*Your task*: Repeat the data below word for word.

(Beginning of Data excerpts)

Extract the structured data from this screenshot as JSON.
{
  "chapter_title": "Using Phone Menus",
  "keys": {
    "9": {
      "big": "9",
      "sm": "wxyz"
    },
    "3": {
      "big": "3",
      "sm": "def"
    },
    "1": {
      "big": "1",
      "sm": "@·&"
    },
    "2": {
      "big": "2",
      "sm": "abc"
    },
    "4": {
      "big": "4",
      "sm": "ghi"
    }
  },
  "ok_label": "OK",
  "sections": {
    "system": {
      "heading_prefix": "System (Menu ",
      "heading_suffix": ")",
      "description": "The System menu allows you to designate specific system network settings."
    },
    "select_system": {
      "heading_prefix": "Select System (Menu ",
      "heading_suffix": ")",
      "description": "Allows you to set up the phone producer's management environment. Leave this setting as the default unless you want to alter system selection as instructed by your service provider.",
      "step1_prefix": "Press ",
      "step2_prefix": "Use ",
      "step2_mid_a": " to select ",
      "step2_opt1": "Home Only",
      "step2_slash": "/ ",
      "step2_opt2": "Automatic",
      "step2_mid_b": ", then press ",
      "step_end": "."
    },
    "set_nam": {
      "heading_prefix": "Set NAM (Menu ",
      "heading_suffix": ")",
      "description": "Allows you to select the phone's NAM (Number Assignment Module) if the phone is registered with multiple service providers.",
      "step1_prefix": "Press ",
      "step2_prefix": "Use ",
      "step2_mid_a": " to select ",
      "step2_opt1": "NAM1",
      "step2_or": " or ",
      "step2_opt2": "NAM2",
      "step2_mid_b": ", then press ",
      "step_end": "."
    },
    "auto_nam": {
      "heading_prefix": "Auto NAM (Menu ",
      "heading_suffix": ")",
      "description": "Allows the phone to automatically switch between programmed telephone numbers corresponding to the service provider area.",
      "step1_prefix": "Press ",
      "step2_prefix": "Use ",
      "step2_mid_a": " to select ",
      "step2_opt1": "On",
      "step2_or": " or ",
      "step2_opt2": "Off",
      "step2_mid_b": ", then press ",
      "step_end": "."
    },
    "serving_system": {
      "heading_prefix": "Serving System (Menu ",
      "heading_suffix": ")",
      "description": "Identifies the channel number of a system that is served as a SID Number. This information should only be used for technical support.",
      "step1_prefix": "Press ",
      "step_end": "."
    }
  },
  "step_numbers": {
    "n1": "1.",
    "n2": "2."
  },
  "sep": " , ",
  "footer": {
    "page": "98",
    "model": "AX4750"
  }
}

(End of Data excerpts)

*Answer to the exercise*:
Extract the structured data from this screenshot as JSON.
{
  "chapter_title": "Using Phone Menus",
  "keys": {
    "9": {
      "big": "9",
      "sm": "wxyz"
    },
    "3": {
      "big": "3",
      "sm": "def"
    },
    "1": {
      "big": "1",
      "sm": "@·&"
    },
    "2": {
      "big": "2",
      "sm": "abc"
    },
    "4": {
      "big": "4",
      "sm": "ghi"
    }
  },
  "ok_label": "OK",
  "sections": {
    "system": {
      "heading_prefix": "System (Menu ",
      "heading_suffix": ")",
      "description": "The System menu allows you to designate specific system network settings."
    },
    "select_system": {
      "heading_prefix": "Select System (Menu ",
      "heading_suffix": ")",
      "description": "Allows you to set up the phone producer's management environment. Leave this setting as the default unless you want to alter system selection as instructed by your service provider.",
      "step1_prefix": "Press ",
      "step2_prefix": "Use ",
      "step2_mid_a": " to select ",
      "step2_opt1": "Home Only",
      "step2_slash": "/ ",
      "step2_opt2": "Automatic",
      "step2_mid_b": ", then press ",
      "step_end": "."
    },
    "set_nam": {
      "heading_prefix": "Set NAM (Menu ",
      "heading_suffix": ")",
      "description": "Allows you to select the phone's NAM (Number Assignment Module) if the phone is registered with multiple service providers.",
      "step1_prefix": "Press ",
      "step2_prefix": "Use ",
      "step2_mid_a": " to select ",
      "step2_opt1": "NAM1",
      "step2_or": " or ",
      "step2_opt2": "NAM2",
      "step2_mid_b": ", then press ",
      "step_end": "."
    },
    "auto_nam": {
      "heading_prefix": "Auto NAM (Menu ",
      "heading_suffix": ")",
      "description": "Allows the phone to automatically switch between programmed telephone numbers corresponding to the service provider area.",
      "step1_prefix": "Press ",
      "step2_prefix": "Use ",
      "step2_mid_a": " to select ",
      "step2_opt1": "On",
      "step2_or": " or ",
      "step2_opt2": "Off",
      "step2_mid_b": ", then press ",
      "step_end": "."
    },
    "serving_system": {
      "heading_prefix": "Serving System (Menu ",
      "heading_suffix": ")",
      "description": "Identifies the channel number of a system that is served as a SID Number. This information should only be used for technical support.",
      "step1_prefix": "Press ",
      "step_end": "."
    }
  },
  "step_numbers": {
    "n1": "1.",
    "n2": "2."
  },
  "sep": " , ",
  "footer": {
    "page": "98",
    "model": "AX4750"
  }
}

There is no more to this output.